The heat transfer intensity is a critical aspect of cooling systems. And to maintain the desired preservation conditions and integrity of the system requires the removal of the heat fluxes. Recently, modified surfaces have emerged as a promising approach for intensifying the heat transfer and increasing the critical heat fluxes (CHF). To date, numerous techniques for fabricating these modified porous surfaces have been proposed. In particular, a number of the reported studies focus on using three-dimensional (3-D) printing (selective laser melting / sintering (SLM / SLS) techniques) to develop efficient heat transfer systems. SLM / SLS methods allow the production of complex geometries, which eliminates the need for further processing.
Even though SLM/SLS techniques have been successfully used to produce different heat exchange units made of different materials, they have been sparsely applied to produce structured surfaces. Additionally, there are no reports on heat transfer enhancement on liquid boiling in subcooling and saturated conditions on the few structured surfaces constructed by SLM/SLS techniques. Therefore, structured coatings with controlled parameters are necessary to better understand their characteristics and influencing mechanisms on heat transfer and CHF during evaporation and boiling conditions.
Pressure is an independent parameter that significantly affects the heat transfer during boiling. Despite the good research progress, the heat transfer in varying liquid heights and at different pressures is rarely studied. To bridge the existing research gap, Professor Vladimir Zhukov from Novosibirsk State Technical University, Professor Aleksandr Pavlenko and Ph.D. student D.A. Shvetsov from Kutateladze Institute of Thermophysics SB RAS in Russia investigated heat transfer under evaporation and boiling conditions in thin horizontal layers. In particular, the effects of relative pressure and the height of the liquid layers on the heat transfer during boiling and evaporation on the microstructured surface with 2D modulated capillary porous coating was investigated. The original research article is now published in the International Journal of Heat and Mass Transfer.

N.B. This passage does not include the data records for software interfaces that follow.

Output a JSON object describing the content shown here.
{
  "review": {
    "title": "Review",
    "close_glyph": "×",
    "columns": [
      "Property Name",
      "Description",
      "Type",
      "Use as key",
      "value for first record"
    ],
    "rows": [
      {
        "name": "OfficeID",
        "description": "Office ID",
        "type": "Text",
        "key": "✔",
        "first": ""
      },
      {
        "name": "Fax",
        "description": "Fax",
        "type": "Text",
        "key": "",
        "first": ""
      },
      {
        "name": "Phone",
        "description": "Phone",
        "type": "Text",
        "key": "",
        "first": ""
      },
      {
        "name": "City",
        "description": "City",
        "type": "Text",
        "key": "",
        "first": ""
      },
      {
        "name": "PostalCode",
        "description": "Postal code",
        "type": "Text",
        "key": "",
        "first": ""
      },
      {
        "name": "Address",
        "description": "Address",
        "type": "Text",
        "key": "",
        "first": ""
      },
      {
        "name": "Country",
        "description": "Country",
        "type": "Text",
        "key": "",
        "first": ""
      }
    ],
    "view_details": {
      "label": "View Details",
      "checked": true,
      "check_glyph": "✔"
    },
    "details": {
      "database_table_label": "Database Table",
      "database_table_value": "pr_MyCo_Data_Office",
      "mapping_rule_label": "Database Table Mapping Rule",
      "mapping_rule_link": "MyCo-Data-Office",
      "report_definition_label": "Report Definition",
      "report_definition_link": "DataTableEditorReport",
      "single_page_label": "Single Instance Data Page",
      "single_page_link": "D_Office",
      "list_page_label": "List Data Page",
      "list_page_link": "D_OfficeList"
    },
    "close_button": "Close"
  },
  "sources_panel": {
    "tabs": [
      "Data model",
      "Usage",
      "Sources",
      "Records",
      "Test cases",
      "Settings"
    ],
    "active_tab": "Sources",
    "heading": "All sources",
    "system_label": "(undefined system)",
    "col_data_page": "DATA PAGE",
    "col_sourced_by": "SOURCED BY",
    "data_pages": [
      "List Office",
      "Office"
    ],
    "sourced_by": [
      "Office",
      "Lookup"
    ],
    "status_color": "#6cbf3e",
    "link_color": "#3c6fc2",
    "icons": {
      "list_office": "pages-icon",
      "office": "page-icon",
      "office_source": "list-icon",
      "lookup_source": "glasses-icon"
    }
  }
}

In brief, the capillary-porous coating with a sinusoidal 2D modulated profile was obtained via 3D printing of selective laser sintering. And the same coating was used for the entire experiment. The height and pressure of the liquid layer varied over a wide range. The variation in the heat transfer coefficient with changes in the relative pressure and height of the liquid layers was studied in detail. Finally, the experimental results were compared with those obtained from boiling and evaporation under the same conditions on a smooth surface.
The authors observed an increase in the heat transfer coefficient with an increase in the relative pressure in the boiling regime. Compared to the capillary-porous surfaces, the smooth surface produced a high heat transfer coefficient during evaporation at low pressures. On the other hand, the coefficient on the capillary-porous coatings was significantly (more than three times) greater than that reported for smooth surfaces during boiling at moderate relative pressures. Furthermore, the CHF on the capillary-porous coating increased with an increase in the height of the liquid layers.
In summary, different heat transfer modes during boiling and evaporation on a porous coating in thin liquid layers under different pressures were investigated. The effects of the relative pressure and liquid height on the heat coefficient on the porous coating were critically discussed at boiling and evaporation regimes. A significant increase in the CHF on the surface of the porous coating was reported at a layer height greater than 4mm. In a statement to Advances in Engineering, Professor Aleksandr Pavlenko said the study pave way for future heat transfer studies on different microstructured surfaces.
Zhukov, V., Pavlenko, A., & Shvetsov, D. (2020). The effect of pressure on heat transfer at evaporation/boiling in horizontal liquid layers of various heights on a microstructured surface produced by 3D laser printing. International Journal of Heat and Mass Transfer, 163, 120488.